Holding your assets inside a Bond usually leads to a significant reduction in wealth tax too. This helps high net worth individuals lower their tax bills considerably. It is also possible to set up your Bond so that is has no value at all for wealth tax purposes and will therefore be excluded from your wealth tax return.
On death, if the contract is not a Spanish one and it is left to an individual who is not resident in Spain (or is held in trust for such beneficiaries), succession tax is not payable either.
Assigning your Bond to a Trust arrangement can create some very unique tax and other advantages. However this is a very specialised field and it is therefore essential that you seek professional guidance about what is appropriate to your personal circumstances.
Some of the advantages of a Trust include:
The assets in the Trust are not liable to succession tax in Spain.
If the settlor dies in Spain as a non-UK domicile there is no liability to UK inheritance tax.
No probate is required and your heirs can obtain benefit from the Trust quickly and easily.

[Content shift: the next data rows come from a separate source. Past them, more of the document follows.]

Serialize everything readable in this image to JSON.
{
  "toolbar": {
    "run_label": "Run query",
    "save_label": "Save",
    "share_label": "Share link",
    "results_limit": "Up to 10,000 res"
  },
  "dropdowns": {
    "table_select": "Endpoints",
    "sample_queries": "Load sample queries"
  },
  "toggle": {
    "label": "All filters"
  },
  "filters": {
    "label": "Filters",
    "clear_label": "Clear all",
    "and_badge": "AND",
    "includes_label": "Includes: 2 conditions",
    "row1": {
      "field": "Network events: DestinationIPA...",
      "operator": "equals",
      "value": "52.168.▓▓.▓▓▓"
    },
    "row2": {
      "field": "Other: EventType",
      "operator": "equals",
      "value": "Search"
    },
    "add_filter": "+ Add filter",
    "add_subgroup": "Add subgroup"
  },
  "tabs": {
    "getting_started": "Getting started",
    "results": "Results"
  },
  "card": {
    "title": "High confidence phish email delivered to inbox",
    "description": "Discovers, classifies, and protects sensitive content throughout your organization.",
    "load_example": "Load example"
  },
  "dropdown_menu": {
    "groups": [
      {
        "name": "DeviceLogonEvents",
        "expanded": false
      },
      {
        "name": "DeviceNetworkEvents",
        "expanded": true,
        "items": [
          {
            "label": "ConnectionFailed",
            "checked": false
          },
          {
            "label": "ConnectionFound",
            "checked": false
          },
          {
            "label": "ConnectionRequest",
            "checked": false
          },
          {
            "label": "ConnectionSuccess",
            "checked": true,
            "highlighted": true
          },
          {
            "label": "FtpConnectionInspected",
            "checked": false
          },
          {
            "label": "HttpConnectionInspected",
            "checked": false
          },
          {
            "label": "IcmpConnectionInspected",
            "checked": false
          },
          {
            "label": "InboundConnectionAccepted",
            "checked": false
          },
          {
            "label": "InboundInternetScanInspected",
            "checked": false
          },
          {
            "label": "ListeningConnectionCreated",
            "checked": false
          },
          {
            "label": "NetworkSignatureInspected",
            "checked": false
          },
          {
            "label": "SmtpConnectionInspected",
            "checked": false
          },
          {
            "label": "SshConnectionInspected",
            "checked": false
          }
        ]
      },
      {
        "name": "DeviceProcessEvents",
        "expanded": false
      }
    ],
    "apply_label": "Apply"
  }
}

With a Trust the Trustees act to look after your beneficiaries without the assets being dissipated. For example, the Trustees can ensure that your children do not lose any of the Trust assets if they get divorced. The Trustees will look after the money if they think any of your dependants could be a spendthrift or simply incapable of managing the money, for whatever reason. The Trustees will be guided by you.
Assets in Trust are normally protected from personal creditors.
If you are looking for a “home” for your investments which is both tax efficient and capable of producing above average returns, a Personal Portfolio Bond, with your choice of underlying investments and which is held in Trust, is highly likely to be a possible solution to both your tax and investment requirements.
When it comes to tax planning, the earlier you start thinking about it the better. You can evaluate your options, quantify your tax liabilities, plan your investment strategy, decide on ownership structures and take steps to avoid tax on leaving the UK (if you have not already done so) at the same time as minimising them in Spain.
Expert professional advice is essential. The tax experts at Blevins Franks have in depth knowledge of both the UK and Spanish tax rules and can guide you through the process. The PPB can be a beneficial structure for both Spanish and UK residents, as long as you set up your financial affairs correctly and, ideally, from the outset.
The above are summaries of complex issues and usually specific advice should be sought.
For more information on any of the above issues visit: www.blevinsfranksinternational.com